Unhappy Chase credit-card customers may be prevented from getting their day in court, thanks to a new policy the bank is rolling out.
Chase JPM, -1.13% is re-introducing forced arbitration clauses to many of its popular credit cards, including the Sapphire, United MileagePlus UAL, +0.66% and Slate cards. Over the past week, existing customers have received emails notifying them that their account terms were being changed, Fast Company first reported.
“Nearly all of our credit cards will add this element to the card holder agreement, except for the AARP card,” Trish Wexler, J.P. Morgan Chase’s chief communications officer, told MarketWatch.
The new clause stipulates that any dispute between consumers and Chase must be resolved by binding arbitration. As a result, customers would be barred from suing the company and, instead, would be required to have the case brought up before a private arbitrator. The clause also prevents people from filing class-action lawsuits or similar suits.
‘Forced arbitration clauses are a ‘Get out of Jail Free’ card for companies that violate the law.’
Like most other banks, Chase’s arbitration clause includes a carve-out that allows consumers to still bring cases against the bank in small claims court. Over the last three years, consumers have filed over 300 claims against Chase in California Small Claims courts alone, Wexler said.
Chase jettisoned its arbitration clauses in 2009 as part of a settlement in a class-action lawsuit. However, the terms of the settlement have expired, allowing the company to reintroduce the policy.
Consumer advocates expressed major concerns about Chase’s return to forced arbitration.
“Forced arbitration clauses are a ‘Get out of Jail Free’ card for companies that violate the law,” said Lauren Saunders, associate director at the National Consumer Law Center.
“They take away our constitutional right to our day in court, and they ban us from banding together when companies defraud thousands or even millions of people,” she added. “It’s terrible for Chase and for the credit card market.”
A growing number of companies are adding arbitration clauses
Arbitration clauses have become increasingly common — cropping up everywhere from credit-card agreements to employment contracts.
They’re especially popular among banks. A Pew Charitable Trust analysis of 29 banks found that the percentage that used mandatory arbitration clauses rose from 59% to 72% between 2013 and 2016.

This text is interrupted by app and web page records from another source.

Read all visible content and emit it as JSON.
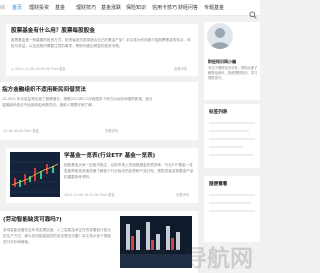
{
  "nav": {
    "logo": "综",
    "items": [
      {
        "label": "首页",
        "active": true
      },
      {
        "label": "理财投资",
        "active": false
      },
      {
        "label": "基金",
        "active": false
      },
      {
        "label": "理财技巧",
        "active": false
      },
      {
        "label": "基金涨跌",
        "active": false
      },
      {
        "label": "保险知识",
        "active": false
      },
      {
        "label": "信用卡技巧",
        "active": false
      },
      {
        "label": "财经问答",
        "active": false
      },
      {
        "label": "专题基金",
        "active": false
      }
    ],
    "search_icon": "search-icon"
  },
  "posts": [
    {
      "title": "股票基金有什么用？股票每股股金",
      "summary": "股票基金是一种重要的投资方式，投资者如何选择适合自己的基金产品？本文将为你详细介绍股票基金的特点、风险与收益，以及选购时需要注意的事项，帮助你做出明智的投资决策。",
      "date": "2023-12-08 15:39:40",
      "views": "Post",
      "tag": "基金",
      "more": "查看详情"
    },
    {
      "title": "指方金融组织不适用新民间借贷法",
      "summary": "12.45% 年化收益率实现了稳健增长，随着2023年12月我国多个地方出台民间借贷新规，部分金融组织依法不适用新民间借贷法，借款人需要仔细了解。",
      "date": "-12-08 40:00",
      "views": "Post",
      "tag": "基金",
      "more": "查看详情"
    },
    {
      "title": "学基金一览表(行业ETF 基金一览表)",
      "summary": "指数基金大家一定都不陌生，目前市场上的指数基金有很多种，行业ETF基金一览表能帮助投资者快速了解各个行业板块的走势和产品分布，是投资者选择基金产品的重要参考资料。",
      "date": "2023-12-08 15:32:01",
      "views": "Post",
      "tag": "基金",
      "more": "查看详情"
    },
    {
      "title": "(劳动智能缺货可靠吗?)",
      "summary": "劳动智能设备在近年来发展迅速，人工智能技术正在改变着各行各业的生产方式，那么劳动智能缺货的说法是否可靠？本文将从多个角度进行分析和解读。",
      "date": "",
      "views": "",
      "tag": "",
      "more": ""
    }
  ],
  "sidebar": {
    "author_name": "财经知识网小编",
    "author_desc": "专注于理财知识分享，帮助大家了解财经资讯，投资理财知识、学习理财技巧。",
    "section1": "标签列表",
    "section2": "随便看看"
  },
  "watermark": "0401导航网",
  "colors": {
    "accent": "#1e88e5",
    "thumb_bg": "#16243a"
  }
}
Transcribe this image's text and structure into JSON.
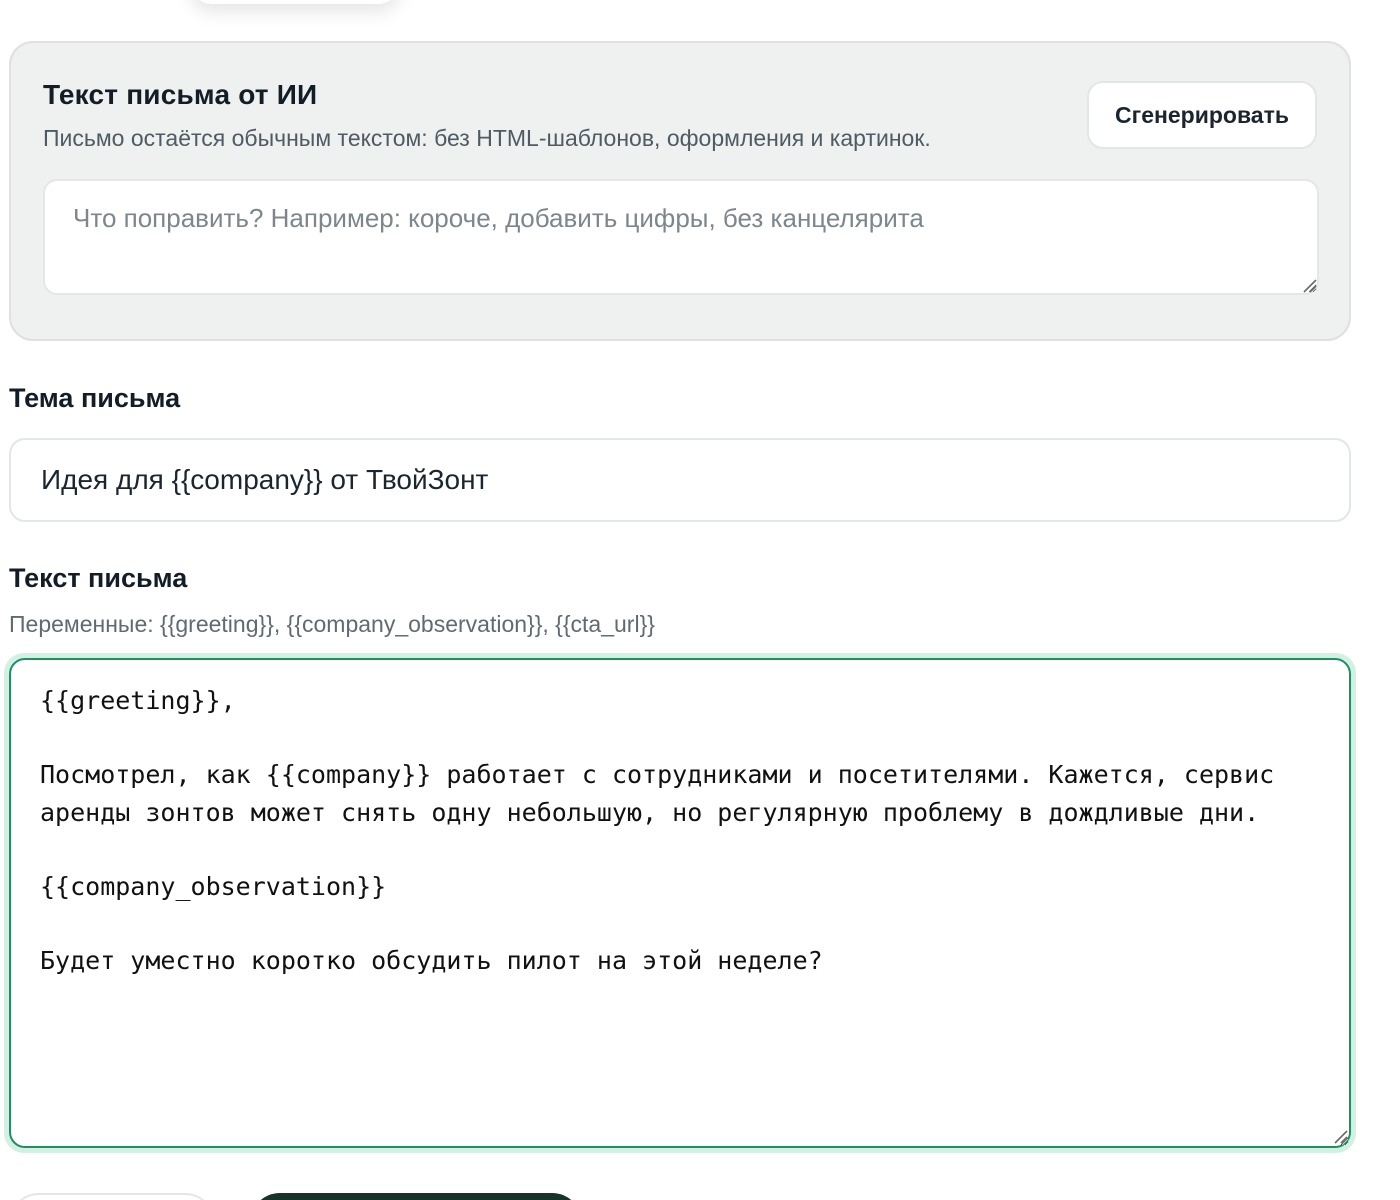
{
  "ai_card": {
    "title": "Текст письма от ИИ",
    "subtitle": "Письмо остаётся обычным текстом: без HTML-шаблонов, оформления и картинок.",
    "generate_label": "Сгенерировать",
    "prompt_value": "",
    "prompt_placeholder": "Что поправить? Например: короче, добавить цифры, без канцелярита"
  },
  "subject": {
    "label": "Тема письма",
    "value": "Идея для {{company}} от ТвойЗонт"
  },
  "body": {
    "label": "Текст письма",
    "variables_hint": "Переменные: {{greeting}}, {{company_observation}}, {{cta_url}}",
    "value": "{{greeting}},\n\nПосмотрел, как {{company}} работает с сотрудниками и посетителями. Кажется, сервис аренды зонтов может снять одну небольшую, но регулярную проблему в дождливые дни.\n\n{{company_observation}}\n\nБудет уместно коротко обсудить пилот на этой неделе?"
  },
  "icons": {
    "resize": "resize-grip-icon"
  },
  "colors": {
    "card_background": "#eef1ef",
    "focus_border": "#1f8f66",
    "focus_ring": "#d3f1e3",
    "primary_button": "#17332b"
  }
}
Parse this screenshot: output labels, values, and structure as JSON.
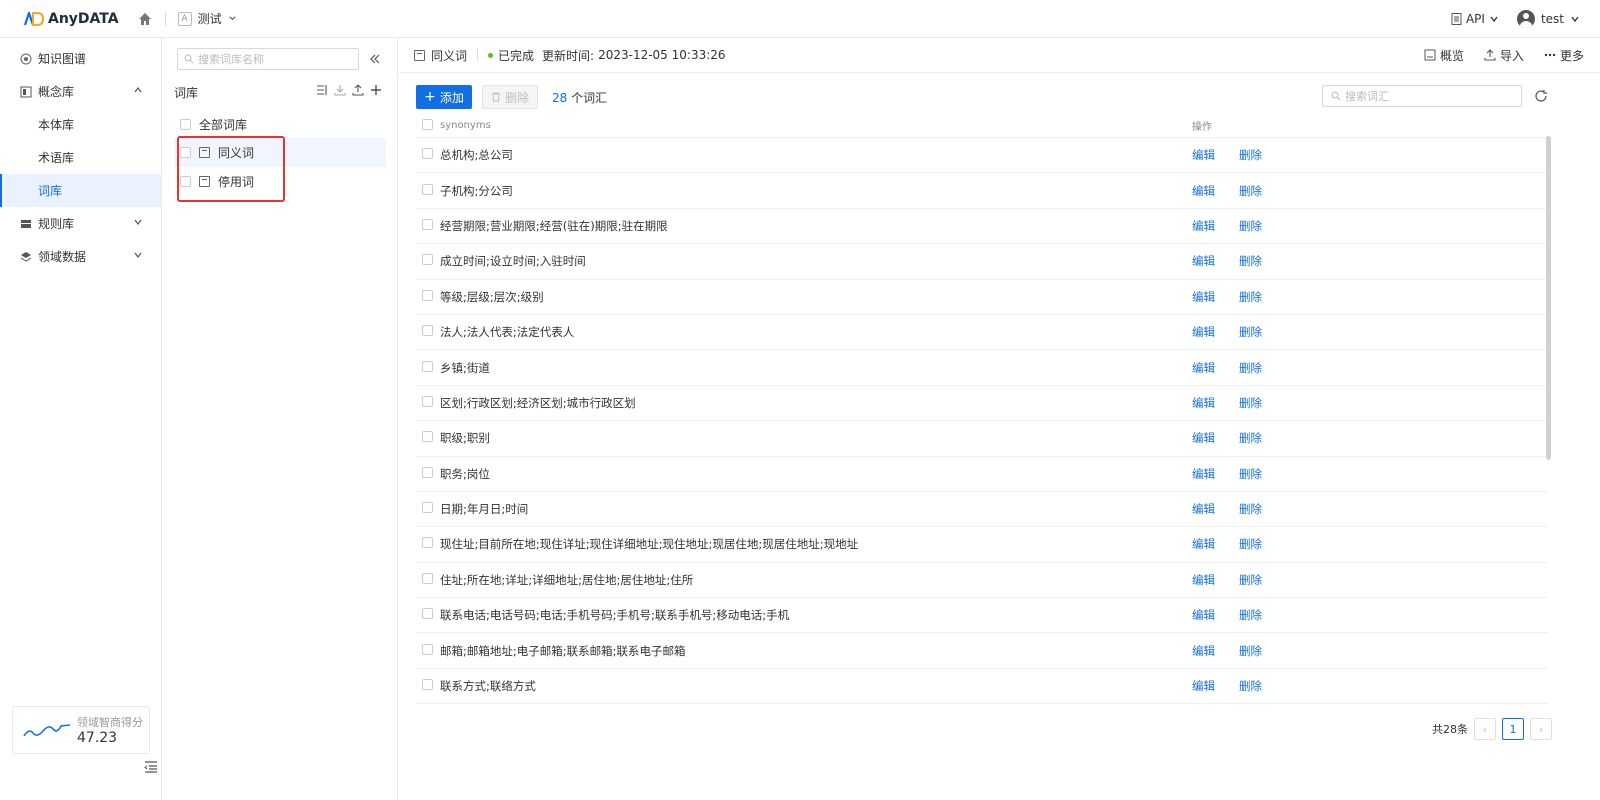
{
  "app": {
    "brand": "AnyDATA",
    "project": "测试",
    "api": "API",
    "user": "test"
  },
  "sidebar": {
    "items": [
      {
        "label": "知识图谱",
        "type": "top"
      },
      {
        "label": "概念库",
        "type": "group-open"
      },
      {
        "label": "本体库",
        "type": "sub"
      },
      {
        "label": "术语库",
        "type": "sub"
      },
      {
        "label": "词库",
        "type": "sub-active"
      },
      {
        "label": "规则库",
        "type": "group"
      },
      {
        "label": "领域数据",
        "type": "group"
      }
    ],
    "score_label": "领域智商得分",
    "score_value": "47.23"
  },
  "library": {
    "search_placeholder": "搜索词库名称",
    "title": "词库",
    "all_label": "全部词库",
    "items": [
      "同义词",
      "停用词"
    ]
  },
  "main": {
    "name": "同义词",
    "status": "已完成",
    "updated_label": "更新时间:",
    "updated_time": "2023-12-05 10:33:26",
    "actions": [
      "概览",
      "导入",
      "更多"
    ],
    "add_label": "添加",
    "delete_label": "删除",
    "count": "28",
    "count_suffix": "个词汇",
    "search_placeholder": "搜索词汇",
    "col_synonyms": "synonyms",
    "col_ops": "操作",
    "edit_label": "编辑",
    "remove_label": "删除",
    "rows": [
      "总机构;总公司",
      "子机构;分公司",
      "经营期限;营业期限;经营(驻在)期限;驻在期限",
      "成立时间;设立时间;入驻时间",
      "等级;层级;层次;级别",
      "法人;法人代表;法定代表人",
      "乡镇;街道",
      "区划;行政区划;经济区划;城市行政区划",
      "职级;职别",
      "职务;岗位",
      "日期;年月日;时间",
      "现住址;目前所在地;现住详址;现住详细地址;现住地址;现居住地;现居住地址;现地址",
      "住址;所在地;详址;详细地址;居住地;居住地址;住所",
      "联系电话;电话号码;电话;手机号码;手机号;联系手机号;移动电话;手机",
      "邮箱;邮箱地址;电子邮箱;联系邮箱;联系电子邮箱",
      "联系方式;联络方式"
    ],
    "total_label": "共28条",
    "page": "1"
  },
  "colors": {
    "accent": "#126ee3",
    "highlight": "#e8322c",
    "success": "#52c41a"
  }
}
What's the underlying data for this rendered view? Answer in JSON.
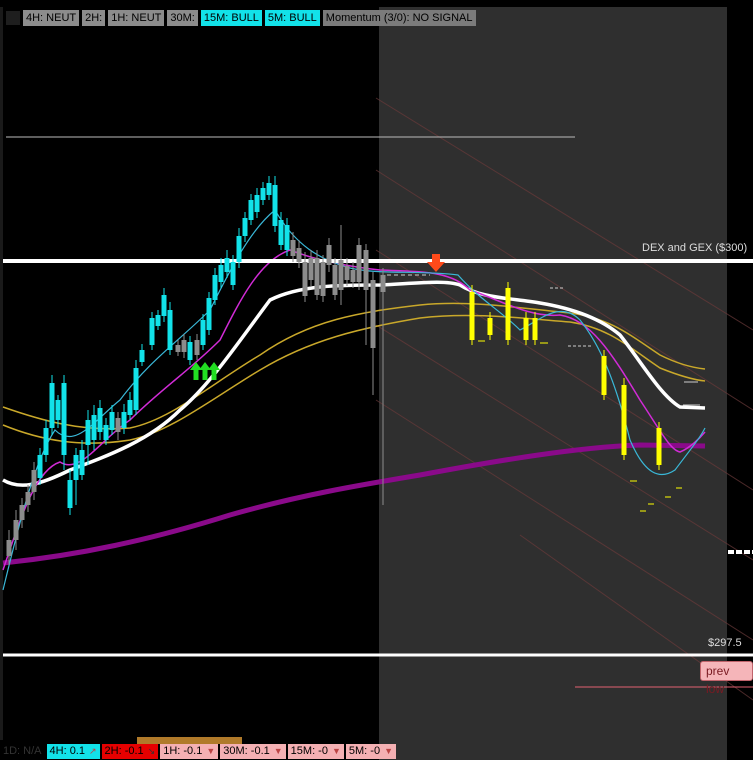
{
  "top_bar": {
    "tags": [
      {
        "label": "4H: NEUT",
        "state": "neutral"
      },
      {
        "label": "2H:",
        "state": "neutral"
      },
      {
        "label": "1H: NEUT",
        "state": "neutral"
      },
      {
        "label": "30M:",
        "state": "neutral"
      },
      {
        "label": "15M: BULL",
        "state": "bull"
      },
      {
        "label": "5M: BULL",
        "state": "bull"
      },
      {
        "label": "Momentum (3/0): NO SIGNAL",
        "state": "momentum"
      }
    ]
  },
  "levels": {
    "dex_gex_label": "DEX and GEX ($300)",
    "price_label": "$297.5",
    "prev_low_label": "prev low"
  },
  "bottom_bar": {
    "items": [
      {
        "label": "1D: N/A",
        "style": "first"
      },
      {
        "label": "4H: 0.1",
        "style": "cyan"
      },
      {
        "label": "2H: -0.1",
        "style": "red"
      },
      {
        "label": "1H: -0.1",
        "style": "pink"
      },
      {
        "label": "30M: -0.1",
        "style": "pink"
      },
      {
        "label": "15M: -0",
        "style": "pink"
      },
      {
        "label": "5M: -0",
        "style": "pink"
      }
    ]
  },
  "colors": {
    "background": "#000000",
    "after_hours_shade": "#2f2f2f",
    "bull_candle": "#12e2e9",
    "neutral_candle": "#8c8c8c",
    "bear_candle": "#ffff00",
    "ema_white": "#ffffff",
    "ema_cyan": "#3ab8d8",
    "ema_magenta": "#d12bd6",
    "ema_gold": "#c9a82a",
    "sma_purple": "#8a0a8a",
    "buy_arrow": "#22dd22",
    "sell_arrow": "#ff4a1a"
  }
}
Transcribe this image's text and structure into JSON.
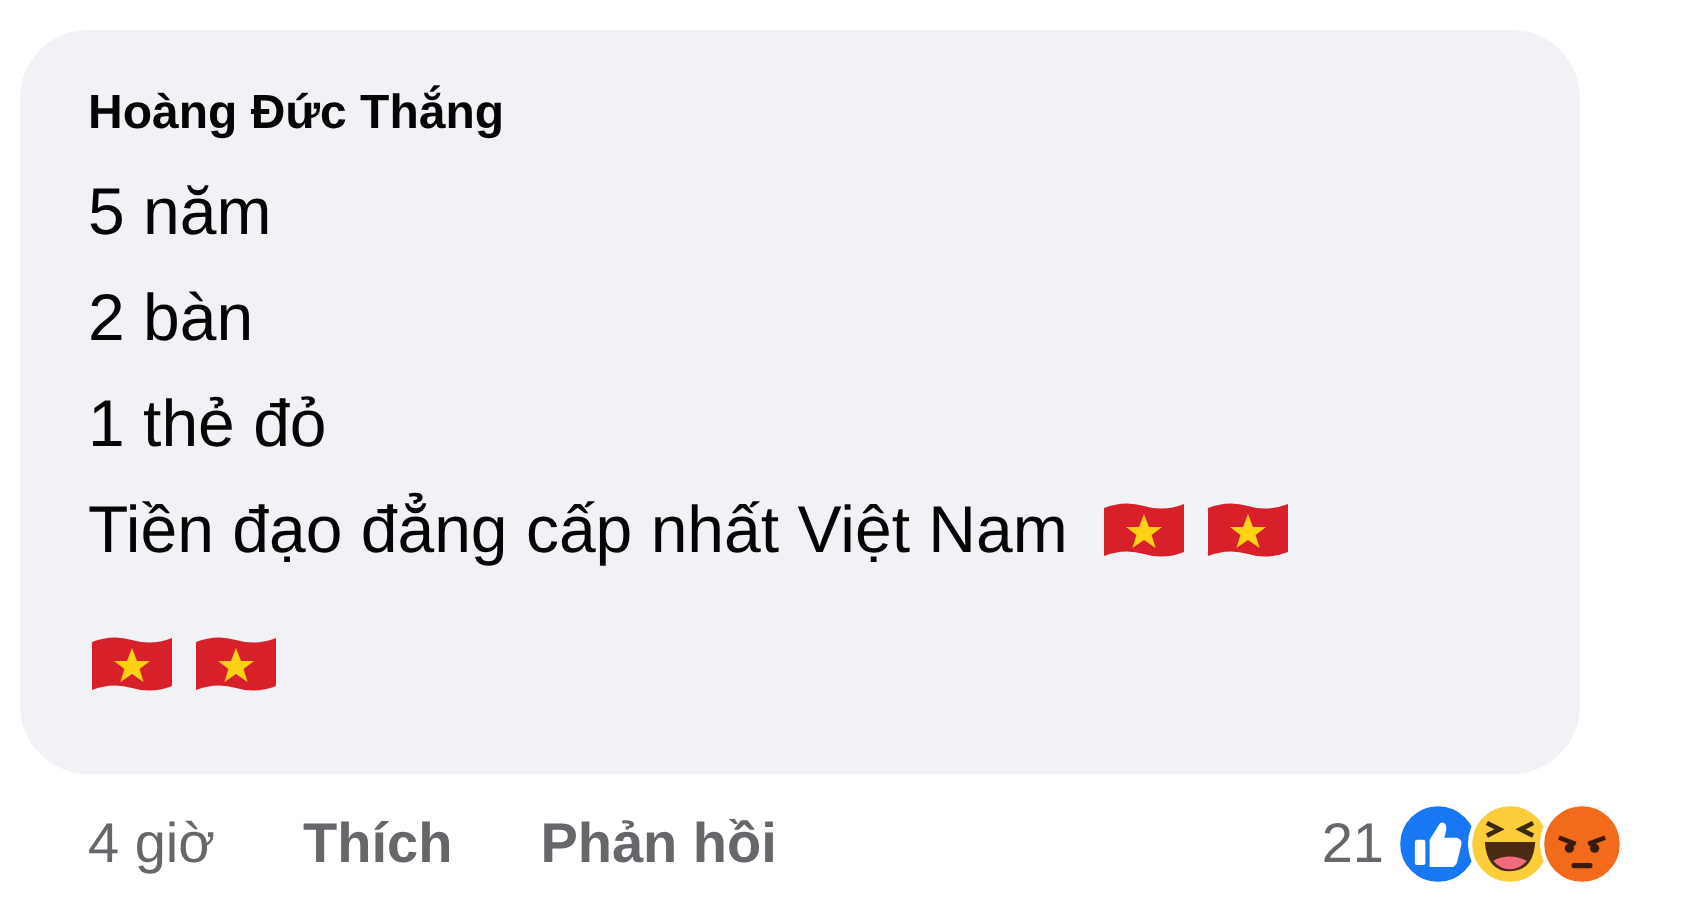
{
  "comment": {
    "author": "Hoàng Đức Thắng",
    "lines": [
      {
        "text": "5 năm"
      },
      {
        "text": "2 bàn"
      },
      {
        "text": "1 thẻ đỏ"
      },
      {
        "text": "Tiền đạo đẳng cấp nhất Việt Nam",
        "icons": [
          {
            "kind": "flag"
          },
          {
            "kind": "flag"
          }
        ]
      },
      {
        "icons": [
          {
            "kind": "flag"
          },
          {
            "kind": "flag"
          }
        ]
      }
    ]
  },
  "footer": {
    "time": "4 giờ",
    "actions": [
      "Thích",
      "Phản hồi"
    ],
    "reaction_count": "21",
    "reactions": [
      {
        "kind": "like"
      },
      {
        "kind": "haha"
      },
      {
        "kind": "angry"
      }
    ]
  }
}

The Consumer Financial Protection Bureau issued a rule in 2015 banning the practice, but this was subsequently overturned by President Trump. Last year, the Supreme Court upheld the use of forced arbitration clauses by employers in a 5-4 decision.
Wexler defended Chase’s choice to reintroduce the arbitration clause, claiming that it “is often faster, less expensive and provides better outcomes for our customers.”
A 2015 report from the CFPB did suggest that consumers receive greater relief on average from arbitration ($5,389) than class-action lawsuits ($32).
But opponents of these clauses say that statistic is misleading because consumers only obtain relief in 9% of disputes that went to arbitration, while companies were successful in 93% of their claims or counter-claims in arbitration.
On average, consumers paid $7,725 to the bank or lender as a result of this disparity, an Economic Policy Institute analysis of the CFPB’s study found.
Consumers have until August to opt out of Chase’s policy — and it takes work
Chase will let existing customers opt out of the clause — but doing so won’t be easy. Card holders have to do so in writing by mailing a letter to Chase stipulating that they reject the arbitration agreement and including their name, account number, address and signature, according to Fast Company. The letters must arrive by Aug. 7, 2019. Military members are already exempt from forced arbitration clauses by law.
On Reddit, Chase card holders claimed they received mixed messages from the bank’s customer-service personnel regarding the change. One user claimed they were told by one representative that rejecting the clause would result in Chase closing their account, while another customer service representative said the opposite.
New Chase customers may be allowed to opt out as well, but only for a limited time. Many banks that already have arbitration clauses on the books allow consumers to opt out, typically within 30 to 90 days of opening their account, according to a 2017 report from CreditCards.com.
“Sometimes companies give you a short, obscure way to opt out,” Saunders said. “If they do, you should take advantage of it.”